## Records for this task:
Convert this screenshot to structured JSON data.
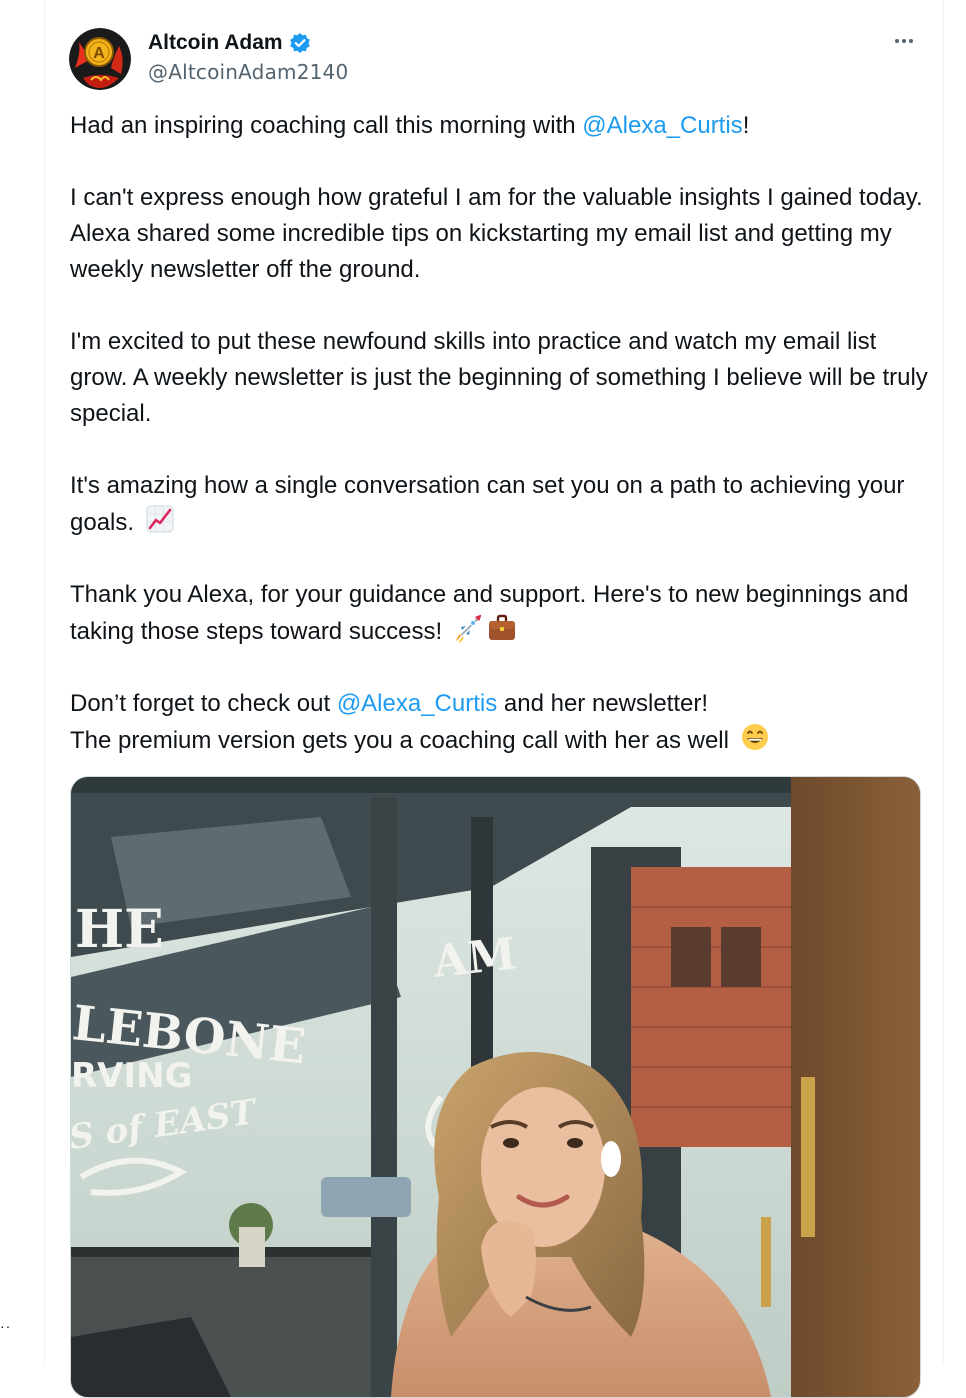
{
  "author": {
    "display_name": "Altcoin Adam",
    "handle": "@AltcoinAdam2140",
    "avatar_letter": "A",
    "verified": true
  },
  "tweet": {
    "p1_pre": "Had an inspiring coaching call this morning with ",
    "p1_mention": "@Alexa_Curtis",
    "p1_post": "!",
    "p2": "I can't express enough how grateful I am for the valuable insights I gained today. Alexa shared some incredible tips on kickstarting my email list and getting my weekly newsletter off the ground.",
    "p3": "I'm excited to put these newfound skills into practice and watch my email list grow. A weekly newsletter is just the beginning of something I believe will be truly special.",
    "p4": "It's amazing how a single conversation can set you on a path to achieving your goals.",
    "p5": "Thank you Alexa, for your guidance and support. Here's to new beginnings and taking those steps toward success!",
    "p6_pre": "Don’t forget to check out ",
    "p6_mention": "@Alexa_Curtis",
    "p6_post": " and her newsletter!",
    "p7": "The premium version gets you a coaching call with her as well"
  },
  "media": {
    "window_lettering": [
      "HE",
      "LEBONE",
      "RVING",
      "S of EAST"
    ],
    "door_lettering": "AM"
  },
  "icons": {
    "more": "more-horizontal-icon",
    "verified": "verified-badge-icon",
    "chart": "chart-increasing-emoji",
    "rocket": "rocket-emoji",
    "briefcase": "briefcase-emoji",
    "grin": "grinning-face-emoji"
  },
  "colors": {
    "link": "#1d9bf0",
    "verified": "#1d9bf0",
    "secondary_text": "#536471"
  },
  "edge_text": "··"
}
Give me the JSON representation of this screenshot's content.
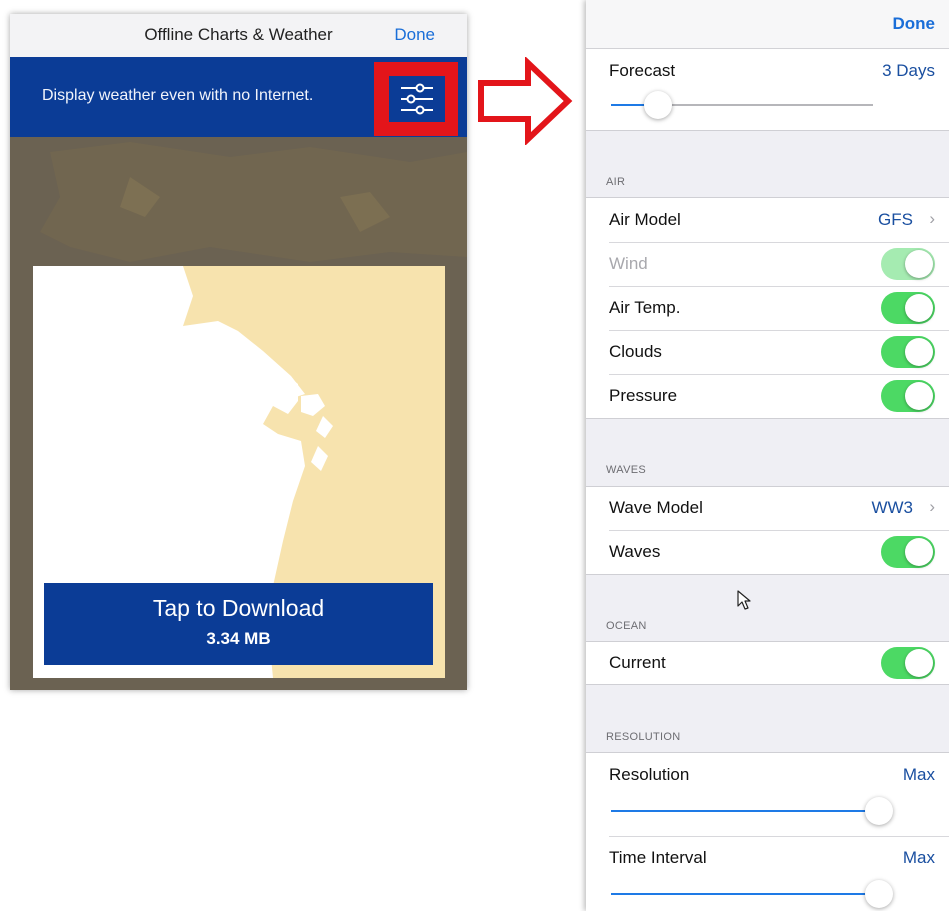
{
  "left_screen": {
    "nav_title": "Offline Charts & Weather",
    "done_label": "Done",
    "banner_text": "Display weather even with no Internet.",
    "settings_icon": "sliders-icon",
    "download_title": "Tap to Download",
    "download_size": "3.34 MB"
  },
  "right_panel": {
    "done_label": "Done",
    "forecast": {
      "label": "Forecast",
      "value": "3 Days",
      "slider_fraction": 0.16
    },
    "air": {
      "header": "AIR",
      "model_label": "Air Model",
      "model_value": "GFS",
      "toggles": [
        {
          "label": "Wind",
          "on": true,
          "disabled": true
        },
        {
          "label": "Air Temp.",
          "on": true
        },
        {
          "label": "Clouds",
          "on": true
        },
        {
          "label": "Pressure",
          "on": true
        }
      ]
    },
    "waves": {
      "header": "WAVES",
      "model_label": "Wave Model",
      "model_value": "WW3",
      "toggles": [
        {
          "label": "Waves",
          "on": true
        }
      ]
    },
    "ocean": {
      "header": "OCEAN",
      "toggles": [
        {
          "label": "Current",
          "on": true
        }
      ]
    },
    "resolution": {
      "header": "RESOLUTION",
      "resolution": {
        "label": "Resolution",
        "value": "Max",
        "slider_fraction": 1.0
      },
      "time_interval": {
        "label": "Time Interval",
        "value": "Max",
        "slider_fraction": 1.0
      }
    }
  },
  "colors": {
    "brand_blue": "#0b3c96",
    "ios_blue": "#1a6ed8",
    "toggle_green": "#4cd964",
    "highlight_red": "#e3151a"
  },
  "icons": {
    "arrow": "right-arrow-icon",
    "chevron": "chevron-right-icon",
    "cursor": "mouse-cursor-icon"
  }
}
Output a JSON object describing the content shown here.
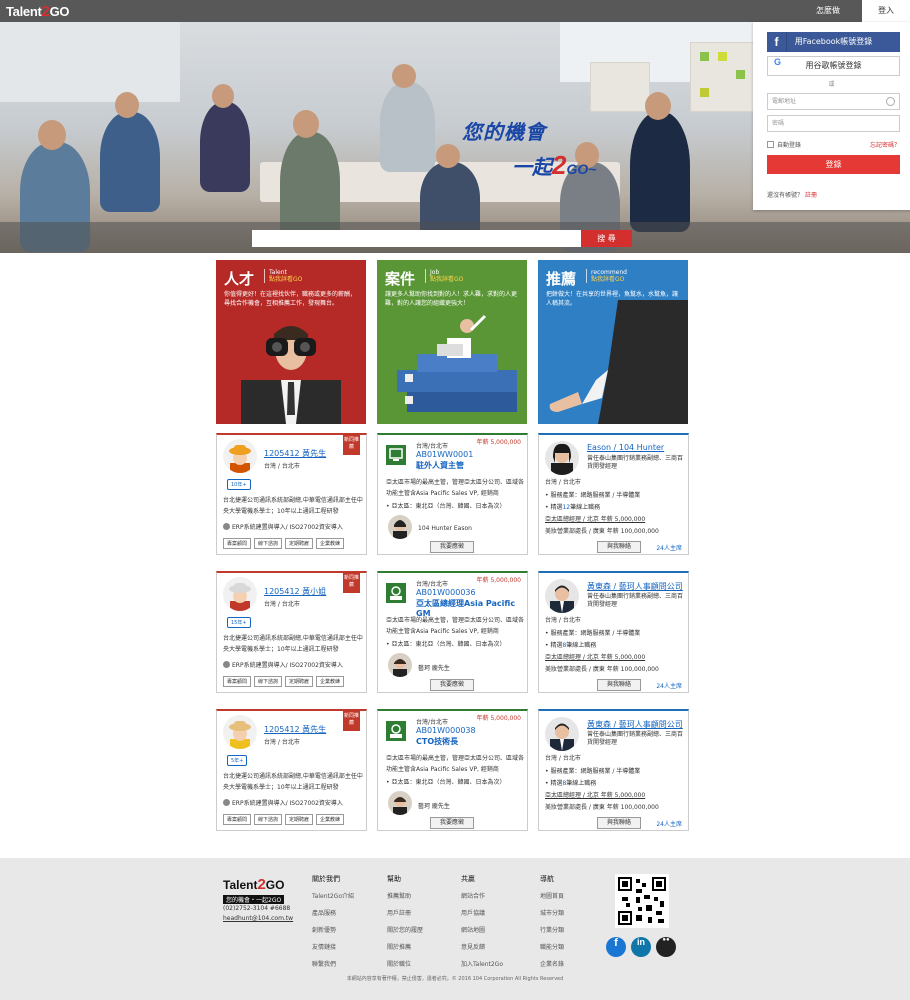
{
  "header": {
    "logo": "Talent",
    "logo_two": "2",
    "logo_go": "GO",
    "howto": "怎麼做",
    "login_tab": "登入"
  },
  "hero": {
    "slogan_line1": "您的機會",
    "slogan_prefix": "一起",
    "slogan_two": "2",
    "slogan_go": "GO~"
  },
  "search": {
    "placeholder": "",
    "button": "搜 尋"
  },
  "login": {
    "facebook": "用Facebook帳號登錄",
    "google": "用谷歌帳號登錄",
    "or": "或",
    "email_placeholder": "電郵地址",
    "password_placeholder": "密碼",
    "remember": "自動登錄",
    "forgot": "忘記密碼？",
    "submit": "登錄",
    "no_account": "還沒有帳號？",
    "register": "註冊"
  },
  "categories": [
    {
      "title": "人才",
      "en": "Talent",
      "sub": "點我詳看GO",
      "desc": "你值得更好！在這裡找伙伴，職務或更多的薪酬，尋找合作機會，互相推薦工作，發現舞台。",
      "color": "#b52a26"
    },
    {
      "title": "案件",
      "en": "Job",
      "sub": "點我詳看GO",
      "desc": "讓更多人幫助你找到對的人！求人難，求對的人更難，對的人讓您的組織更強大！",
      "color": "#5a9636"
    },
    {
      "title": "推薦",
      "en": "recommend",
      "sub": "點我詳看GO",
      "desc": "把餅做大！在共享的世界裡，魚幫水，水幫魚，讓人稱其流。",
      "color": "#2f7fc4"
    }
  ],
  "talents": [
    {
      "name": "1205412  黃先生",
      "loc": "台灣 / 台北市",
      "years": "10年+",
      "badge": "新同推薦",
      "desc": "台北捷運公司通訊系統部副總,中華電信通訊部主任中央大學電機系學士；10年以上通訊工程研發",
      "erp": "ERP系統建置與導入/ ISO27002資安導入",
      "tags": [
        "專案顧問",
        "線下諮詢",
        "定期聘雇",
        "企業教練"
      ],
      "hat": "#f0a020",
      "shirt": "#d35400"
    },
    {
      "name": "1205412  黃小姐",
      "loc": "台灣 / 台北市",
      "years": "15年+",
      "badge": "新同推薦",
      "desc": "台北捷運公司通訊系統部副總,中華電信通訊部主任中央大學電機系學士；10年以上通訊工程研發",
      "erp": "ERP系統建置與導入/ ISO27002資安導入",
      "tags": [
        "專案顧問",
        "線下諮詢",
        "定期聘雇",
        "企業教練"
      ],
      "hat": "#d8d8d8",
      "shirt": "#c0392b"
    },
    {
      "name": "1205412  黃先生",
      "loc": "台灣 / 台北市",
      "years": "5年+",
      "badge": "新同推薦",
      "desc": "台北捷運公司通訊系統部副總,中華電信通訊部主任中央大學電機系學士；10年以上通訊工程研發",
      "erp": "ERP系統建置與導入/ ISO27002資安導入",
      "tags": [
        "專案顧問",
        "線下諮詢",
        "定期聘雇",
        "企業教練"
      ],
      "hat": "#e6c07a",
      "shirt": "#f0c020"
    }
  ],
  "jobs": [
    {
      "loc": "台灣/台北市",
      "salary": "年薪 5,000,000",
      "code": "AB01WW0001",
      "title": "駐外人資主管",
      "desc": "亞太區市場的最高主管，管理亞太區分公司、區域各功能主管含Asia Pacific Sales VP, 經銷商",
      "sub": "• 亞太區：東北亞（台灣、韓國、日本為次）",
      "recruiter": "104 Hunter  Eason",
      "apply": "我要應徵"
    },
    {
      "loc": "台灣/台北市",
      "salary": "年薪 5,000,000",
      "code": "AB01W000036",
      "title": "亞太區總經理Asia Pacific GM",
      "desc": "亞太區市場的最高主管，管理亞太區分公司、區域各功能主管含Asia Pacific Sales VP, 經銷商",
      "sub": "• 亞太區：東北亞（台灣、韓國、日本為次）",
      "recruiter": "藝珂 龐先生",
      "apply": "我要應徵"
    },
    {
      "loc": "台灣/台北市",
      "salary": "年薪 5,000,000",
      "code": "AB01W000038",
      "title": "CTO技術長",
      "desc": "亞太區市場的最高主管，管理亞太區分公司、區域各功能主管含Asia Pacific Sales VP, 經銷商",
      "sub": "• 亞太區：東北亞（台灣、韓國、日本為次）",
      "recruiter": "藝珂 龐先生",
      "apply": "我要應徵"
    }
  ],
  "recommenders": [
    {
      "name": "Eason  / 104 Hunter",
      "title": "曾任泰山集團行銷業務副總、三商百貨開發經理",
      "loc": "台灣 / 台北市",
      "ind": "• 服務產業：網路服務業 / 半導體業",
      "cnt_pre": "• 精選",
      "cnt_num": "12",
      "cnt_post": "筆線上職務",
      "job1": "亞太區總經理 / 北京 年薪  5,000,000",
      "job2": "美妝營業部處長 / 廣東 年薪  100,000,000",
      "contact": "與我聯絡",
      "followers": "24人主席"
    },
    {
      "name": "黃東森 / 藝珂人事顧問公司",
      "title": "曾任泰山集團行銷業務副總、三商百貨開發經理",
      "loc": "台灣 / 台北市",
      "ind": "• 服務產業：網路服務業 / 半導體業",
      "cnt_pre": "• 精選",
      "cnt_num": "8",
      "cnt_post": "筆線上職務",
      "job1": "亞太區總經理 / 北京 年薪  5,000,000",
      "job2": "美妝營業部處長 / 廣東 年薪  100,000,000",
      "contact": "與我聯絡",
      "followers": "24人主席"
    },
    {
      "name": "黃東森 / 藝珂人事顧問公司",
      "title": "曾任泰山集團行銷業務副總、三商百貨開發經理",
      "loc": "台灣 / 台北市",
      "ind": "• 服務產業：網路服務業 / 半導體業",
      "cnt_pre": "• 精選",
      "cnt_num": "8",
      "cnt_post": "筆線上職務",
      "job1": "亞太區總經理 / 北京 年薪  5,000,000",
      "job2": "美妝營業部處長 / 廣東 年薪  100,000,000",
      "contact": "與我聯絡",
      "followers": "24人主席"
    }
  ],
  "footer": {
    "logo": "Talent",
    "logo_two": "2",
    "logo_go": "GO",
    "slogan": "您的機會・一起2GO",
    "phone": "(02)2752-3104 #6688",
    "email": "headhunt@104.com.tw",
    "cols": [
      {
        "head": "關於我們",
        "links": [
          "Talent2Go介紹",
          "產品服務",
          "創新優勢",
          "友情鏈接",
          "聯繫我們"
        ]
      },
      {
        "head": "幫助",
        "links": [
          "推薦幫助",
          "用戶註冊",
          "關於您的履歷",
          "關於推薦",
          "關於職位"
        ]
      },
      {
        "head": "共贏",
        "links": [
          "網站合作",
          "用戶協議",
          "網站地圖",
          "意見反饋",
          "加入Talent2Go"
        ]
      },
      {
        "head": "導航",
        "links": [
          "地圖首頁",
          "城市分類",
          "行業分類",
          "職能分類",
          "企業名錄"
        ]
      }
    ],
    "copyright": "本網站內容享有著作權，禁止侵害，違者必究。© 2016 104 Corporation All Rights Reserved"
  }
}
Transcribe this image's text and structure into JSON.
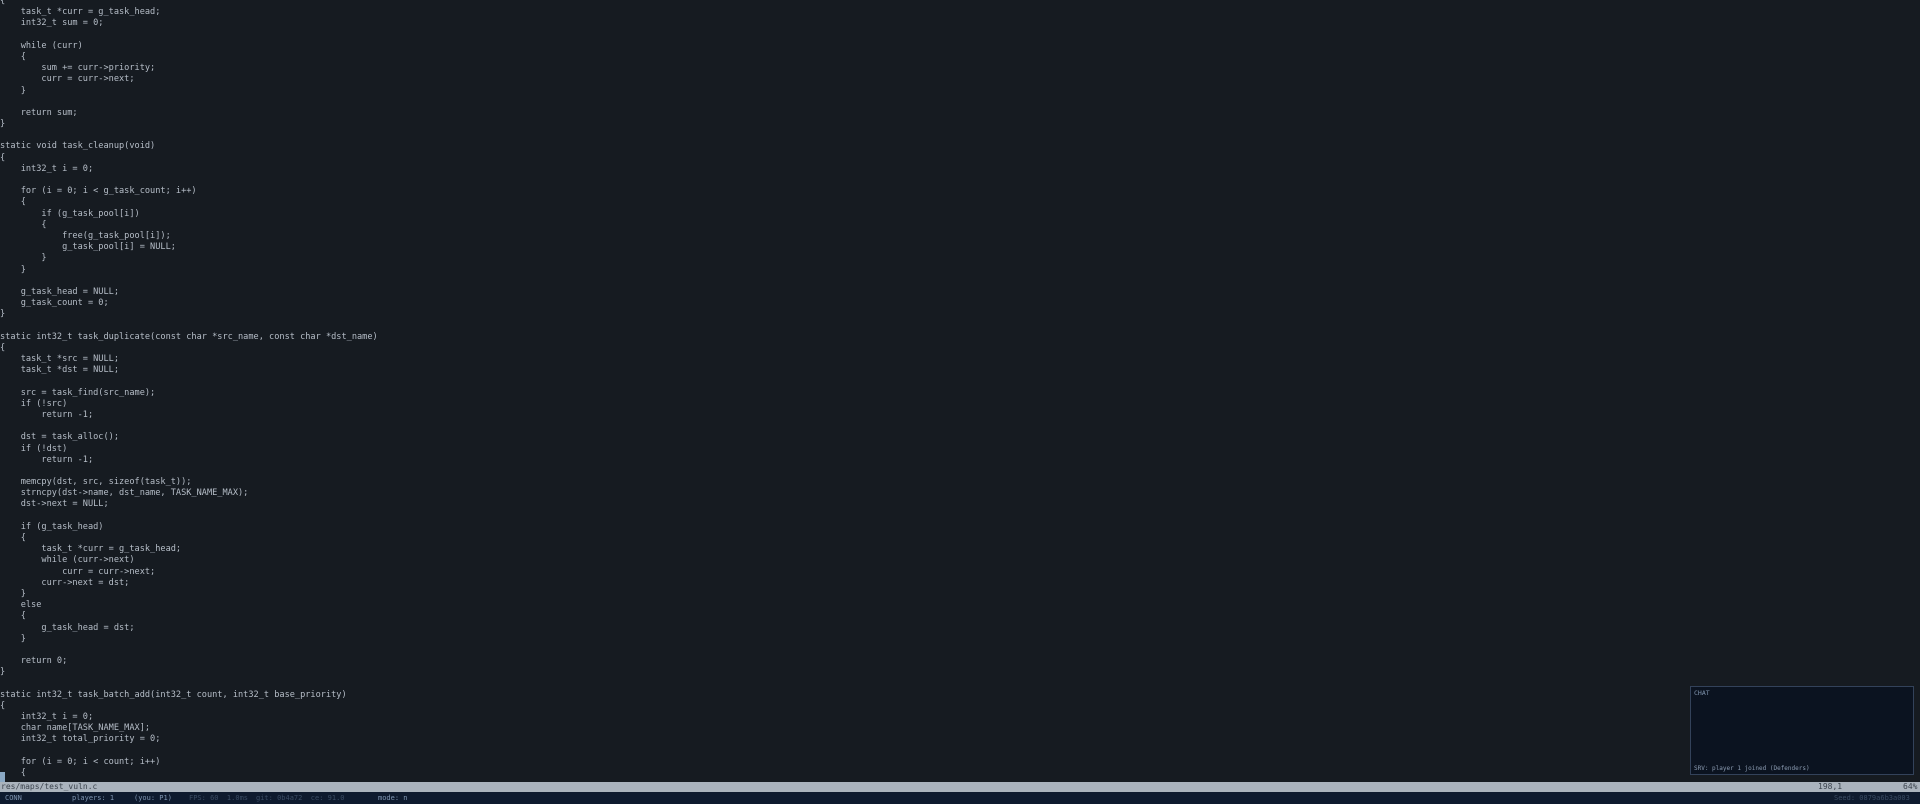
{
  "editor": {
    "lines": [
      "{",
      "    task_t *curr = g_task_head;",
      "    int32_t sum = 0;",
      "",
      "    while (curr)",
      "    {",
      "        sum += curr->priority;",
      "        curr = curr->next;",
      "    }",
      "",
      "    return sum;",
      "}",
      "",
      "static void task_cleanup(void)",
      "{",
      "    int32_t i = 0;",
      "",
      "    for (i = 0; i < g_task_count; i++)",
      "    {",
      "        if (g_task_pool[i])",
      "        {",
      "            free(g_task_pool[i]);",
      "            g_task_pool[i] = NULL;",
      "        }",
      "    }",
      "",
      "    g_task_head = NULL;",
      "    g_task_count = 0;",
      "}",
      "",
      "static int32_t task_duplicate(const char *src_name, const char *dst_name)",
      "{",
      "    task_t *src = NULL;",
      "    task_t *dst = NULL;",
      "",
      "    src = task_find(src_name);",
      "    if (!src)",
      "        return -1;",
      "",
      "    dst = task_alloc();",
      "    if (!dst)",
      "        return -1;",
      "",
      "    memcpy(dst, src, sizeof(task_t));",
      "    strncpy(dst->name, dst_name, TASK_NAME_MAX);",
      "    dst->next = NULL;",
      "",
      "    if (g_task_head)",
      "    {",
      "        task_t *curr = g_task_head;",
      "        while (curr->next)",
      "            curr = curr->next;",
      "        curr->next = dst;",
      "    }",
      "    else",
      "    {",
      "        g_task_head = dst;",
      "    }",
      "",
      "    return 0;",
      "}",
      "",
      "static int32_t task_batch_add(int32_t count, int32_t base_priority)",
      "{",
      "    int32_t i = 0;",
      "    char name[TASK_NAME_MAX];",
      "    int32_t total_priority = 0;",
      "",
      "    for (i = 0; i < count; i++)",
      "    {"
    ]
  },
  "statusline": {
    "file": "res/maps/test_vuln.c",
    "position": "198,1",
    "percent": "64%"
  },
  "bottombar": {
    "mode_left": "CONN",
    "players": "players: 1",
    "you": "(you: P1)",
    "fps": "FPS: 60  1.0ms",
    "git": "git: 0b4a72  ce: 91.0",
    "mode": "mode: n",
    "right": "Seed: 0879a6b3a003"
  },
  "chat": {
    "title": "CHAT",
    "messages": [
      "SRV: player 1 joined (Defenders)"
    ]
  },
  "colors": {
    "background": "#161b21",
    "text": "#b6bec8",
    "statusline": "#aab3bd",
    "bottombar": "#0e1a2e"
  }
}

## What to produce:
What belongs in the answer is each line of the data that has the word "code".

## Exercise output:
      "code": "AB01WW0001",
      "code": "AB01W000036",
      "code": "AB01W000038",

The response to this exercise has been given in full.